Ella Wegscheid is the chair of the Republican Party in Swisher County. She said the county has shifted to be more Republican in just the seven years she’s been in control of the local party. But even taking that into account, Wegscheid rejects the claim that King and Seliger are “liberal.” “Ken King is not a liberal. I know he’s not. Our senator and representative are very conservative and they do fight for us,” she said.
The Panhandle’s primary races illustrate in stark terms that the state’s GOP is divided into two warring factions, neither of which can reach any clear consensus on a few fundamental points: What does it mean to be a conservative? Is it good enough to represent the interests of your district, even if that means defying party leadership? And, perhaps most importantly, what do the voters want? If you ask Gary Willoughby, a county commissioner in Gray County, the challengers’ approach is working. He said he’s frustrated with King and Seliger and he senses that other folks in the area are too. “We’ve always been conservative up here, but we have a shift,” Willoughby said. “I do believe it’s coming back to conservatism.”
Jim Lowder, the former chairman of the Potter County Republican Party, said that “none of our elected representatives in the Panhandle vote consistently with how conservative we are.” But those hoping the far-right can make inroads in the Panhandle should temper their expectations, he said. “The center-right power structure has enormous resources, and they usually pick good horses. … It would take extraordinary talent and resources to overcome the inertia of the status quo in most years.”
Jim Hall, an Army veteran and physician at Pampa Regional Medical Center, said he supports King and Seliger, and intends to vote them back into the Legislature. “I think they’re doing a good job for us. If it ain’t broke, don’t fix it.” What people care about here is health care, education and jobs, Hall said.

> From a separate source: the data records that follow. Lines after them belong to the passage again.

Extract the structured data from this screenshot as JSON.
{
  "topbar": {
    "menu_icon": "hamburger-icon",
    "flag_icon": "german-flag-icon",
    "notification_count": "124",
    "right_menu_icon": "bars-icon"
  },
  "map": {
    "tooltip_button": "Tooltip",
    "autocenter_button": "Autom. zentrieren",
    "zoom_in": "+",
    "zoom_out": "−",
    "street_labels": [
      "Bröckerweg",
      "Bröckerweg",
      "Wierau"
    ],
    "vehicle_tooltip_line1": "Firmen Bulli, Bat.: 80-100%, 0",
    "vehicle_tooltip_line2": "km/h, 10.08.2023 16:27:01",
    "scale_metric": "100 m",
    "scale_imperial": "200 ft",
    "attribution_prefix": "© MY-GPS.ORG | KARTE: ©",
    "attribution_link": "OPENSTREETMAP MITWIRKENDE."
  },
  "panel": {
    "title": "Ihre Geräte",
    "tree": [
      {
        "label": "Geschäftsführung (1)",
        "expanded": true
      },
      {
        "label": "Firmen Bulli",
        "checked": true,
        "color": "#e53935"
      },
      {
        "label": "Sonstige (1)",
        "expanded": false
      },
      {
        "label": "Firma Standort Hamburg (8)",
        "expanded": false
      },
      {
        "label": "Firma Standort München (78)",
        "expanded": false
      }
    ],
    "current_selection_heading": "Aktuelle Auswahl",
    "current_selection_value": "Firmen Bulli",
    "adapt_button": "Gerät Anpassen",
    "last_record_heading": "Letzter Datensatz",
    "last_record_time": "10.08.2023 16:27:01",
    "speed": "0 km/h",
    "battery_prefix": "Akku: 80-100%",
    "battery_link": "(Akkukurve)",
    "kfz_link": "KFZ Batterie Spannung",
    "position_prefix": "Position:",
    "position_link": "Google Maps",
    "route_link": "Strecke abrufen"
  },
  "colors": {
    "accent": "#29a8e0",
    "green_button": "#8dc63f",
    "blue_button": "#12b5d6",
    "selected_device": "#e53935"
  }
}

You can elicit “an emotional response” from people by railing against abortion, “but we’re not into engineering social change. … We’re just trying to live a good life.”
Briant, the Hemphill county judge, agreed. “We’re all on the same page” about abortion, he said, “but we’re not going to run into the street and start marching.”
It’s entirely possible this attempt at incumbent dethroning will fail. Lubbock Avalanche-Journal columnist Jay Leeson noted in an October column that the Panhandle has a history of bucking the political trends of the day — in 1964, eight of the 16 Texas counties that voted for Goldwater instead of LBJ were in the Panhandle. (In response, LBJ closed the Amarillo Air Force Base, costing the region dearly in lost jobs and revenue, Leeson noted.)
Briant called the far-right push in the region “an interesting twist” in the story of the Texas GOP. And with the political fissures between the Panhandle and the rest of the state opening wider, Briant fears the party may be on track to implode like the Democrats of yore.
“I hope that’s not what happens, but it could.”